Preventative medicine is harder to set up than acute treatment but it can save many more lives, by stopping the problem before it has begun. This seems fairly obvious, however it is much easier said than done. To predict which people might get which illness, we need to understand a multitude of factors which have a strong link to each condition. While this doesn’t sound very challenging, once the different factors are explored, the complexity multiplies quickly. The factors could be genetic, environmental, lifestyle or other sporadic medical conditions. Each of these factors gives us thousands of data points which add up to give the total risk of developing a chronic disease. Of course, to have a benchmark of the risk we also need a reference dataset. Some datasets already exist in a crude form—it is how we know that smoking causes lung cancer, or that living in poverty can increase heart disease risk 3-6 fold. The problem is that they are not detailed enough for accurate prediction, which is where computation comes in.
We need as many data points as possible on each person to build a holistic model of them. This can be through routine tracking (for weight, travel history, smoking etc.) or—our best bet for prediction—through genetic sequencing. Genetic sequencing is an incredible tool for prediction as it literally uncovers the instructions for our body, including those for disease. Computation allowed us to make the leap from the chemical composition inside each cell to the abstract sequence we know. There are nearly 3 billion base pairs in a human genome. All the instructions needed for a fully functioning human being reside in the sequence of 4 bases, a sequence that runs 3 billion base pairs long. That is an astonishing number, it seems both too small to produce the great variation we see in the human race, and simultaneously much too large to store, even for a potential diagnosis. For now, it may be out of reach, but we won’t have to wait much longer.
The first finalised human genome was published in 2003 at the end of a long eight year project to decipher the human code. We have reduced the cost from more than a billion dollars to just 3000 and reduced the time from years to just 1 or 2 days, all thanks to technology and computation. It is astonishing that in just 17 years (my lifetime!) it could be drastically transformed. Looking at this, it is far easier to imagine a world where genome sequencing is standard at birth or the first port of call in diagnosis or discussing risk of a disease. If that world of medicine comes true, we will have shifted to personalised medicine.

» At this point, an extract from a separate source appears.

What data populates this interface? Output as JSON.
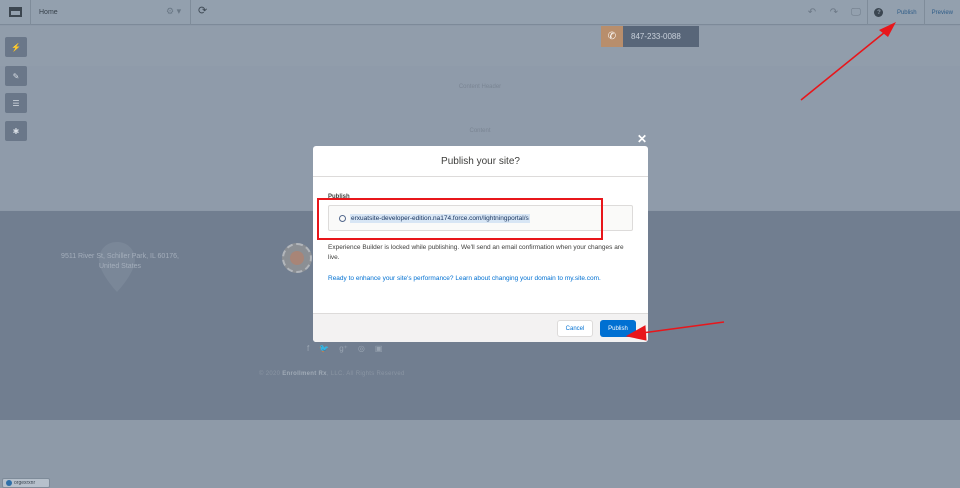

Personalised medicine is the future of medical care. Facilitated by improving computational power, it can give us the crystal ball medicine needs, and prevent the pain of many chronic illnesses. Admittedly it cannot do everything. It cannot predict if someone will be in a car crash or if a toddler eats something they shouldn’t, so we still need the acute treatment we have now. However, the two should work in partnership so that acute treatment is used for acute illnesses, not trying to patch up chronic conditions that cannot be reversed.
Preventative medicine will save more lives. This is clearly the future we want, so we need to make it happen.